The Supreme Court refused Thursday to let Florida felons who have completed their sentences vote in an upcoming primary without first paying fees, fines and restitution, as the state requires.
Voting rights groups had challenged the requirement as unconstitutional, given that state voters approved a constitutional amendment in 2018 giving hundreds of thousands of felons the right to vote. Now it will remain in effect while the case is heard next month by a federal appeals court.
The unsigned order was opposed by liberal Associate Justices Sonia Sotomayor, Ruth Bader Ginsburg and Elena Kagan. Sotomayor said it “prevents thousands of otherwise eligible voters from participating in Florida’s primary election simply because they are poor.”

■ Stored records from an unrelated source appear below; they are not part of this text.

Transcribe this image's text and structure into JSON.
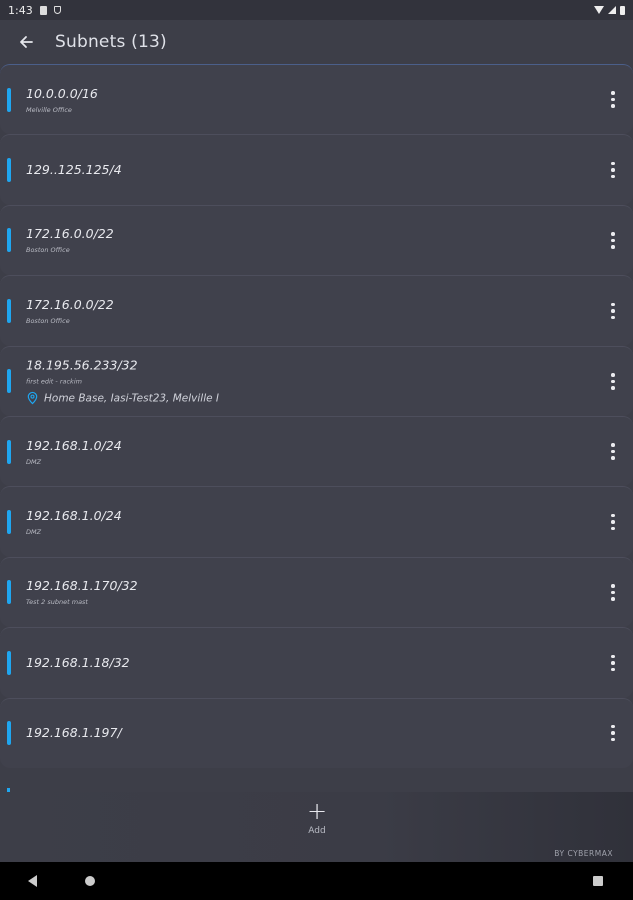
{
  "status_bar": {
    "time": "1:43"
  },
  "app_bar": {
    "title": "Subnets (13)"
  },
  "subnets": [
    {
      "address": "10.0.0.0/16",
      "description": "Melville Office",
      "location": ""
    },
    {
      "address": "129..125.125/4",
      "description": "",
      "location": ""
    },
    {
      "address": "172.16.0.0/22",
      "description": "Boston Office",
      "location": ""
    },
    {
      "address": "172.16.0.0/22",
      "description": "Boston Office",
      "location": ""
    },
    {
      "address": "18.195.56.233/32",
      "description": "first edit - rackim",
      "location": "Home Base, Iasi-Test23, Melville I"
    },
    {
      "address": "192.168.1.0/24",
      "description": "DMZ",
      "location": ""
    },
    {
      "address": "192.168.1.0/24",
      "description": "DMZ",
      "location": ""
    },
    {
      "address": "192.168.1.170/32",
      "description": "Test 2 subnet mast",
      "location": ""
    },
    {
      "address": "192.168.1.18/32",
      "description": "",
      "location": ""
    },
    {
      "address": "192.168.1.197/",
      "description": "",
      "location": ""
    }
  ],
  "bottom_bar": {
    "add_label": "Add",
    "brand": "BY CYBERMAX"
  },
  "colors": {
    "background": "#3d3e48",
    "accent": "#1fa6f0",
    "location_pin": "#1fa6f0"
  },
  "icons": {
    "back": "arrow-left-icon",
    "more": "more-vert-icon",
    "location": "location-pin-icon",
    "add": "plus-icon"
  }
}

“Under this scheme, nearly a million otherwise-eligible citizens cannot vote unless they pay money,” Sotomayor said, calling it a “voter paywall.”
The dispute over the voting rights of Florida’s felons could be crucial in this fall’s elections because of its perennial status as a swing state. There are about 775,000 felons in the state who have completed their prison sentences, including some 85,000 who have registered to vote so far.